**EXERCISE AIM**
From the listing, collect all lines containing the word "retain".
● ● ● ● ● ● ●
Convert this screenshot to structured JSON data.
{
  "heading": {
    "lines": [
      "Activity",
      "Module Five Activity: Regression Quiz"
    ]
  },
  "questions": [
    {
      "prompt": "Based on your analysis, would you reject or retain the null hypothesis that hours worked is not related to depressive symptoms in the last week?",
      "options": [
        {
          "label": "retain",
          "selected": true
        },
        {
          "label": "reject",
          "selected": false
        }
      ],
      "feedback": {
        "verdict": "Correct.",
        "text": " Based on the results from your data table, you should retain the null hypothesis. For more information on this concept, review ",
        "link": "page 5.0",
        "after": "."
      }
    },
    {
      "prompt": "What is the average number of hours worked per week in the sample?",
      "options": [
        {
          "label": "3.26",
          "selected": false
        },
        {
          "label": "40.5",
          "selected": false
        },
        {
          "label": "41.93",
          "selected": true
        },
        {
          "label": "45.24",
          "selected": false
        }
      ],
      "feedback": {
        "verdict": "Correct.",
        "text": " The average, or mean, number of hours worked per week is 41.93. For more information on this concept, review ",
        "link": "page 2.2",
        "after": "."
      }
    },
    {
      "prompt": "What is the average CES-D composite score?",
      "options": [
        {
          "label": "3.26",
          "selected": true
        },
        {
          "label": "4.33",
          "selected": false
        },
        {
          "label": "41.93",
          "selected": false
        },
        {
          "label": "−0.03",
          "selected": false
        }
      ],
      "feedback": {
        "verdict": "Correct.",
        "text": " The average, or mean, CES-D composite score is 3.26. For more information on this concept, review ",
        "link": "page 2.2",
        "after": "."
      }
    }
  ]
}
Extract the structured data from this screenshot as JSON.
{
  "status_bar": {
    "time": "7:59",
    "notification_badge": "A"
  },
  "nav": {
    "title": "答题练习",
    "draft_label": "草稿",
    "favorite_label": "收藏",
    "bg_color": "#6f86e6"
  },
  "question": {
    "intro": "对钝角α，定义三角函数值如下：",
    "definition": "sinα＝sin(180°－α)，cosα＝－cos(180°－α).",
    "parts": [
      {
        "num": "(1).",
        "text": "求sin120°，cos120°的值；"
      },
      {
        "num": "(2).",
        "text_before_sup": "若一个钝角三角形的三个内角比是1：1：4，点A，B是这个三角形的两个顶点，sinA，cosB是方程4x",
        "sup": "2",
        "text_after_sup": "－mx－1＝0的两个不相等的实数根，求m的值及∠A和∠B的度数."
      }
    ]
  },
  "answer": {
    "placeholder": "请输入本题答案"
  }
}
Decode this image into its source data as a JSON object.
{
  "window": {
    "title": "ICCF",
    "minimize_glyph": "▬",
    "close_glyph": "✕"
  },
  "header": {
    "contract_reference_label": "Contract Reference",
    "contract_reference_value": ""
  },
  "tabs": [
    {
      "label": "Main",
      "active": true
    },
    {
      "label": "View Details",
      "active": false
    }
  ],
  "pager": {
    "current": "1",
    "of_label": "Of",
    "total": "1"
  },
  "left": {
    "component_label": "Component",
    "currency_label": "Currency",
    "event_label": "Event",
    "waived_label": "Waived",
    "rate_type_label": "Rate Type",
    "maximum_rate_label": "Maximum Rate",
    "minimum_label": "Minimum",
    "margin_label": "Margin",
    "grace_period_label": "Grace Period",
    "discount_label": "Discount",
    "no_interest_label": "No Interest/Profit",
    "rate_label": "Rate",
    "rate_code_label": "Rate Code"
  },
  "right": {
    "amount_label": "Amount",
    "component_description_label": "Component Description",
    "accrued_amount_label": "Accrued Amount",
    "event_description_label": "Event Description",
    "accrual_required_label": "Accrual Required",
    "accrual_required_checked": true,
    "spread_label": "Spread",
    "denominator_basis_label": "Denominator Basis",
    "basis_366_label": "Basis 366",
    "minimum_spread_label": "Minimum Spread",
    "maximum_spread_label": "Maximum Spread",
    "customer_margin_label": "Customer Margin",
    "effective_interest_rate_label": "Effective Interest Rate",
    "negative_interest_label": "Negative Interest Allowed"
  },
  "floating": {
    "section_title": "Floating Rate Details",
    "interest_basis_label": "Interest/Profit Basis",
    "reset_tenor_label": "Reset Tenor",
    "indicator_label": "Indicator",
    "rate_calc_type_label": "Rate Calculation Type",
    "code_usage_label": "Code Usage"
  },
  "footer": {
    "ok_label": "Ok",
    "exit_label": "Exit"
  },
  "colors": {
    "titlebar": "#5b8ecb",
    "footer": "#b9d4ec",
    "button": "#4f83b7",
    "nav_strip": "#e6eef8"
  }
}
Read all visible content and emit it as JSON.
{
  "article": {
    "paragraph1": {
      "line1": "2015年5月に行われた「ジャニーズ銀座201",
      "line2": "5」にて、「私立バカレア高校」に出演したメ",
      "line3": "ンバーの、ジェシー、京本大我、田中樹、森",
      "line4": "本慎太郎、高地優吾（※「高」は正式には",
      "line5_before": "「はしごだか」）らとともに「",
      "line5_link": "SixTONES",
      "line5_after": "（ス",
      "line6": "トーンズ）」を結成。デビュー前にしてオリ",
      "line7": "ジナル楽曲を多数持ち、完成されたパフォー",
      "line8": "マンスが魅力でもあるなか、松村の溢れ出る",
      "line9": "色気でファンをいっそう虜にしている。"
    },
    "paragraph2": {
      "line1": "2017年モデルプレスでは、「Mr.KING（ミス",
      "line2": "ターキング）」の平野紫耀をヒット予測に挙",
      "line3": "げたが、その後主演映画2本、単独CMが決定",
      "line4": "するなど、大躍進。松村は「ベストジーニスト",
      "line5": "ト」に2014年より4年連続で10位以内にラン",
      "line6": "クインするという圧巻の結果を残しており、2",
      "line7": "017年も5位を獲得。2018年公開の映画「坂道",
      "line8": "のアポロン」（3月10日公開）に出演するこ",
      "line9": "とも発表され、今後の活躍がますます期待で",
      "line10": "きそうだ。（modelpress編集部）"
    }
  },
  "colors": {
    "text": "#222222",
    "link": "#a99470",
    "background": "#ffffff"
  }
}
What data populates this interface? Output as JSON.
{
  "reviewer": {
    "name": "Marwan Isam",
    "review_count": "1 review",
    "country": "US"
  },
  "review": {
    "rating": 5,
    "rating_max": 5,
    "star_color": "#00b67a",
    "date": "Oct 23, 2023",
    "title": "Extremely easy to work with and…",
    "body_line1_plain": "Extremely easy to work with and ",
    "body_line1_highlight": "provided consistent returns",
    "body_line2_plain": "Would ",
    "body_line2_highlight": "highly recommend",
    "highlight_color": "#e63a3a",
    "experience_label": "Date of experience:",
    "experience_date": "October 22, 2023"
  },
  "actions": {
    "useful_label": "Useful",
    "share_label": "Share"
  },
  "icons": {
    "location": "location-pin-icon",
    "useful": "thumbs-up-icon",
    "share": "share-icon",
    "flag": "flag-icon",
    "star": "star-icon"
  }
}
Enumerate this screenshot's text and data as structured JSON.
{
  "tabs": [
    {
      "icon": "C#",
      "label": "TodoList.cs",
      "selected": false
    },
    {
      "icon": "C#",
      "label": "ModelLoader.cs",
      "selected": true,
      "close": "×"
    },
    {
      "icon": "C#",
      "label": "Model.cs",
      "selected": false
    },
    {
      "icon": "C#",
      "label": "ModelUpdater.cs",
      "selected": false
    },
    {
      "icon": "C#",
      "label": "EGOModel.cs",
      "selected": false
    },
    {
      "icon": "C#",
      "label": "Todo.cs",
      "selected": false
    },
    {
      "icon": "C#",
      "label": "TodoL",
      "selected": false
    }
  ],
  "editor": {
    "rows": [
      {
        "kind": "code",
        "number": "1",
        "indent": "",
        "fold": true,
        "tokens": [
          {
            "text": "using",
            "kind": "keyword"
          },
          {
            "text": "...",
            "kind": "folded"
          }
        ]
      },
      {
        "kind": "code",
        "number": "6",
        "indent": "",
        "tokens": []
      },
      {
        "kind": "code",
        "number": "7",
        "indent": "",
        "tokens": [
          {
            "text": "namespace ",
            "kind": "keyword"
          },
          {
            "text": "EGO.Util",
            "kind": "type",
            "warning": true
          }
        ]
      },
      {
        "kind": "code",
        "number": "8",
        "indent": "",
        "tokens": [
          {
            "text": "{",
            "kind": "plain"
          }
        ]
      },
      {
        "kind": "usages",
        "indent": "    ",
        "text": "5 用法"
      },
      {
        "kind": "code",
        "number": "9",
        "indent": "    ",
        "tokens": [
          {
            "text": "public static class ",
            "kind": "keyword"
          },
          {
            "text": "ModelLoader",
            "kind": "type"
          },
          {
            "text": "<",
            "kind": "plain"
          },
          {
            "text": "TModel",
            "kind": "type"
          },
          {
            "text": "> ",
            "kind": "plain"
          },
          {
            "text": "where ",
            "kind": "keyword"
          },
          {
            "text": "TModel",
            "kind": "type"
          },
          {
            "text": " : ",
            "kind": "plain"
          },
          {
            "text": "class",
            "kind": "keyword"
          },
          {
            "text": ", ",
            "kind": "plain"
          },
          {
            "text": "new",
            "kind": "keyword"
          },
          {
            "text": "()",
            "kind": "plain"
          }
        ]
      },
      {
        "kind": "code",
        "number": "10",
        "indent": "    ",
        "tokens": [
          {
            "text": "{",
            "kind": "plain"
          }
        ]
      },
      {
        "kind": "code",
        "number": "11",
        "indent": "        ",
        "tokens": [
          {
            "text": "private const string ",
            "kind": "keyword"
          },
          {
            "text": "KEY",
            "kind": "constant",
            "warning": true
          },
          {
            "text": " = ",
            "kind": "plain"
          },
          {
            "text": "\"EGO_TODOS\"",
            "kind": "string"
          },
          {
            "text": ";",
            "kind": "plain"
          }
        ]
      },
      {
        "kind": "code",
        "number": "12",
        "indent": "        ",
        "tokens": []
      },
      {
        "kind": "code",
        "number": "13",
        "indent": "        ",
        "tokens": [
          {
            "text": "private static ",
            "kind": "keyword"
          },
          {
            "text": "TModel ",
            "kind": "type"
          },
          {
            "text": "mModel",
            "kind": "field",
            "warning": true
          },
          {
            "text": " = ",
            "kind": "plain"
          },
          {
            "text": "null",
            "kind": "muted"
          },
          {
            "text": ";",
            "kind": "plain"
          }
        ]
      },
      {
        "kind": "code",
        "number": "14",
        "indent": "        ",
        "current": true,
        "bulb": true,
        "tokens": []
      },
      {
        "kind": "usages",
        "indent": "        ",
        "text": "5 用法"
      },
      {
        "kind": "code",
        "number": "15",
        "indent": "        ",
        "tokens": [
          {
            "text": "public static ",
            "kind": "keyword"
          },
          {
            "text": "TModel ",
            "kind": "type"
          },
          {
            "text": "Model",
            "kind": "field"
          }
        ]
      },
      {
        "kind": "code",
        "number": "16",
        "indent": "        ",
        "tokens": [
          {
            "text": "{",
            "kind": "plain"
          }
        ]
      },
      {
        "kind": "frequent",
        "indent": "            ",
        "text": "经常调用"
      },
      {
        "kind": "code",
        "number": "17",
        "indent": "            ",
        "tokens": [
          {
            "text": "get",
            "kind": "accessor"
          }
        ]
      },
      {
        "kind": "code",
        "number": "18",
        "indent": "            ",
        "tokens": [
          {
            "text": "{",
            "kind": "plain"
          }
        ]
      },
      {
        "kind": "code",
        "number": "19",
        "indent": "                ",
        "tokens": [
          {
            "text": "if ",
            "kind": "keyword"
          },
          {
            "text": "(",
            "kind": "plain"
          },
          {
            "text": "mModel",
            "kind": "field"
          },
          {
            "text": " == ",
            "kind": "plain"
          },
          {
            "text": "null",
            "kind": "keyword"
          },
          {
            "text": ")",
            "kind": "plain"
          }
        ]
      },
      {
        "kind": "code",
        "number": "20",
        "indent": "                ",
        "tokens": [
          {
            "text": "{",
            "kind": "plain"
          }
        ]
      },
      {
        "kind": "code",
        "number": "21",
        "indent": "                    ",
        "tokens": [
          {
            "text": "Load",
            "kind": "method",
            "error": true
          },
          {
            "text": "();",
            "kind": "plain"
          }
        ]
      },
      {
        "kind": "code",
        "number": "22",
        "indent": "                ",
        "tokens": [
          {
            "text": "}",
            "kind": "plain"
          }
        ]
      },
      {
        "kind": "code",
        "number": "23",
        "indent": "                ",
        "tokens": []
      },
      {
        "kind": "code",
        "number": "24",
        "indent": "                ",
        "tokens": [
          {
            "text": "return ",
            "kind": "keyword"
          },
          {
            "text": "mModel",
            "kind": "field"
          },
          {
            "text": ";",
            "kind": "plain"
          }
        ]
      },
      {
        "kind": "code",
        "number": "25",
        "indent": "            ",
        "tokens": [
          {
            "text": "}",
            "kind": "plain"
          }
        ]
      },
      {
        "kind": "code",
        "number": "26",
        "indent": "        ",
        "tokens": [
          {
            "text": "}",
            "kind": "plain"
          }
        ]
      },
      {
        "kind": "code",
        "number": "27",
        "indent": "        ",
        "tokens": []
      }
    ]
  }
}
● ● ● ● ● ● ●
**WRITTEN ANSWER**
      "prompt": "Based on your analysis, would you reject or retain the null hypothesis that hours worked is not related to depressive symptoms in the last week?",
          "label": "retain",
        "text": " Based on the results from your data table, you should retain the null hypothesis. For more information on this concept, review ",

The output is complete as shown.